# [Try it]
Without the pictures, copy the entries below word for word.

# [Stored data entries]

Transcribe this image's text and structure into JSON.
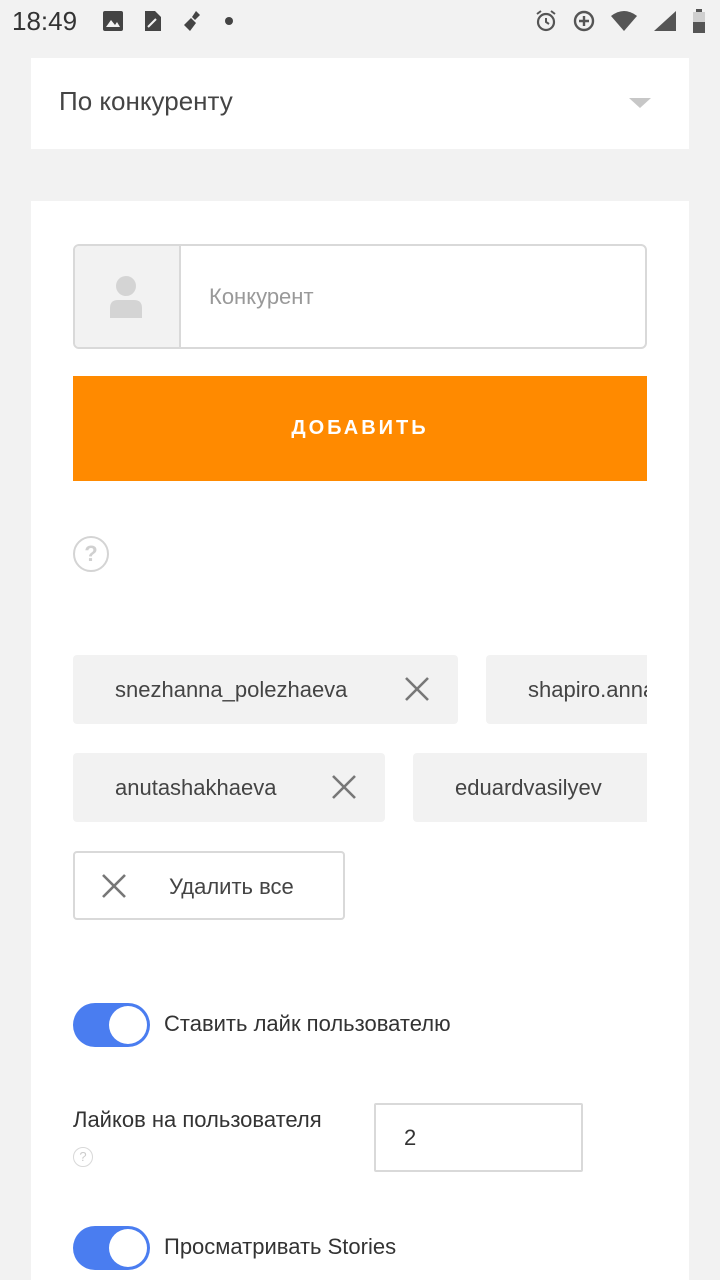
{
  "status_bar": {
    "time": "18:49",
    "left_icons": [
      "image-icon",
      "document-icon",
      "broom-icon",
      "dot-icon"
    ],
    "right_icons": [
      "alarm-icon",
      "data-saver-icon",
      "wifi-icon",
      "signal-icon",
      "battery-icon"
    ]
  },
  "filter": {
    "selected": "По конкуренту"
  },
  "competitor_form": {
    "input_placeholder": "Конкурент",
    "input_value": "",
    "add_label": "ДОБАВИТЬ"
  },
  "competitors": [
    {
      "name": "snezhanna_polezhaeva"
    },
    {
      "name": "shapiro.anna"
    },
    {
      "name": "anutashakhaeva"
    },
    {
      "name": "eduardvasilyev"
    }
  ],
  "delete_all_label": "Удалить все",
  "settings": {
    "like_user_label": "Ставить лайк пользователю",
    "like_user_enabled": true,
    "likes_per_user_label": "Лайков на пользователя",
    "likes_per_user_value": "2",
    "view_stories_label": "Просматривать Stories",
    "view_stories_enabled": true
  },
  "colors": {
    "accent": "#ff8a00",
    "toggle_on": "#4a7df0",
    "background": "#f2f2f2",
    "card": "#ffffff"
  }
}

# [Expected answer]
Transcribe this image's text and structure into JSON.
{
  "status_bar": {
    "time": "18:49",
    "left_icons": [
      "image-icon",
      "document-icon",
      "broom-icon",
      "dot-icon"
    ],
    "right_icons": [
      "alarm-icon",
      "data-saver-icon",
      "wifi-icon",
      "signal-icon",
      "battery-icon"
    ]
  },
  "filter": {
    "selected": "По конкуренту"
  },
  "competitor_form": {
    "input_placeholder": "Конкурент",
    "input_value": "",
    "add_label": "ДОБАВИТЬ"
  },
  "competitors": [
    {
      "name": "snezhanna_polezhaeva"
    },
    {
      "name": "shapiro.anna"
    },
    {
      "name": "anutashakhaeva"
    },
    {
      "name": "eduardvasilyev"
    }
  ],
  "delete_all_label": "Удалить все",
  "settings": {
    "like_user_label": "Ставить лайк пользователю",
    "like_user_enabled": true,
    "likes_per_user_label": "Лайков на пользователя",
    "likes_per_user_value": "2",
    "view_stories_label": "Просматривать Stories",
    "view_stories_enabled": true
  },
  "colors": {
    "accent": "#ff8a00",
    "toggle_on": "#4a7df0",
    "background": "#f2f2f2",
    "card": "#ffffff"
  }
}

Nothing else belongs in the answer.